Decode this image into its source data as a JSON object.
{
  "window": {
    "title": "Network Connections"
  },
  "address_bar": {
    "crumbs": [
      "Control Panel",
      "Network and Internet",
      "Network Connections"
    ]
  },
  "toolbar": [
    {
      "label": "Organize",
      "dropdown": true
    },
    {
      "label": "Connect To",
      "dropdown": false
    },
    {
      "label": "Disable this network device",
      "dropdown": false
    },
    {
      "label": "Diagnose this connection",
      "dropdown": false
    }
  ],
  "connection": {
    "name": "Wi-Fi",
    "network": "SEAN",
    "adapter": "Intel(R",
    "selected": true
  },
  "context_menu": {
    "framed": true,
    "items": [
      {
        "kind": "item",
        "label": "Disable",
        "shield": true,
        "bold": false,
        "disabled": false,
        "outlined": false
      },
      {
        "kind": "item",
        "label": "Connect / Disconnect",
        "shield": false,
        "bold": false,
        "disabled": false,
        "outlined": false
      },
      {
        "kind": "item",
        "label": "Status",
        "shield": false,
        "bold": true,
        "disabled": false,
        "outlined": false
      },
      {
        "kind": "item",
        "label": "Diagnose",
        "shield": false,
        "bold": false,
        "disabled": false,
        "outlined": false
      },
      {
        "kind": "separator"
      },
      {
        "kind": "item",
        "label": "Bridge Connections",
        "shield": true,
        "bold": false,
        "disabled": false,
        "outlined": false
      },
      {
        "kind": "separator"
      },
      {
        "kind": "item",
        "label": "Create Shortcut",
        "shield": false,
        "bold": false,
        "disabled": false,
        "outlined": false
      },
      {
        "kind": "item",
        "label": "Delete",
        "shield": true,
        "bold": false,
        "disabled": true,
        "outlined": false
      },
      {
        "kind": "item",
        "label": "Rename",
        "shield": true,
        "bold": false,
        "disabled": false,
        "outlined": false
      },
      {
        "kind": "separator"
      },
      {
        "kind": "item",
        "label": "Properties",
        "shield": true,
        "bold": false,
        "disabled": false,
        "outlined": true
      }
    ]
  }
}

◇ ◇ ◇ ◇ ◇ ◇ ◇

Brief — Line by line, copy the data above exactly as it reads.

Response to the task —
Decode this image into its source data as a JSON object.
{
  "window": {
    "title": "Network Connections"
  },
  "address_bar": {
    "crumbs": [
      "Control Panel",
      "Network and Internet",
      "Network Connections"
    ]
  },
  "toolbar": [
    {
      "label": "Organize",
      "dropdown": true
    },
    {
      "label": "Connect To",
      "dropdown": false
    },
    {
      "label": "Disable this network device",
      "dropdown": false
    },
    {
      "label": "Diagnose this connection",
      "dropdown": false
    }
  ],
  "connection": {
    "name": "Wi-Fi",
    "network": "SEAN",
    "adapter": "Intel(R",
    "selected": true
  },
  "context_menu": {
    "framed": true,
    "items": [
      {
        "kind": "item",
        "label": "Disable",
        "shield": true,
        "bold": false,
        "disabled": false,
        "outlined": false
      },
      {
        "kind": "item",
        "label": "Connect / Disconnect",
        "shield": false,
        "bold": false,
        "disabled": false,
        "outlined": false
      },
      {
        "kind": "item",
        "label": "Status",
        "shield": false,
        "bold": true,
        "disabled": false,
        "outlined": false
      },
      {
        "kind": "item",
        "label": "Diagnose",
        "shield": false,
        "bold": false,
        "disabled": false,
        "outlined": false
      },
      {
        "kind": "separator"
      },
      {
        "kind": "item",
        "label": "Bridge Connections",
        "shield": true,
        "bold": false,
        "disabled": false,
        "outlined": false
      },
      {
        "kind": "separator"
      },
      {
        "kind": "item",
        "label": "Create Shortcut",
        "shield": false,
        "bold": false,
        "disabled": false,
        "outlined": false
      },
      {
        "kind": "item",
        "label": "Delete",
        "shield": true,
        "bold": false,
        "disabled": true,
        "outlined": false
      },
      {
        "kind": "item",
        "label": "Rename",
        "shield": true,
        "bold": false,
        "disabled": false,
        "outlined": false
      },
      {
        "kind": "separator"
      },
      {
        "kind": "item",
        "label": "Properties",
        "shield": true,
        "bold": false,
        "disabled": false,
        "outlined": true
      }
    ]
  }
}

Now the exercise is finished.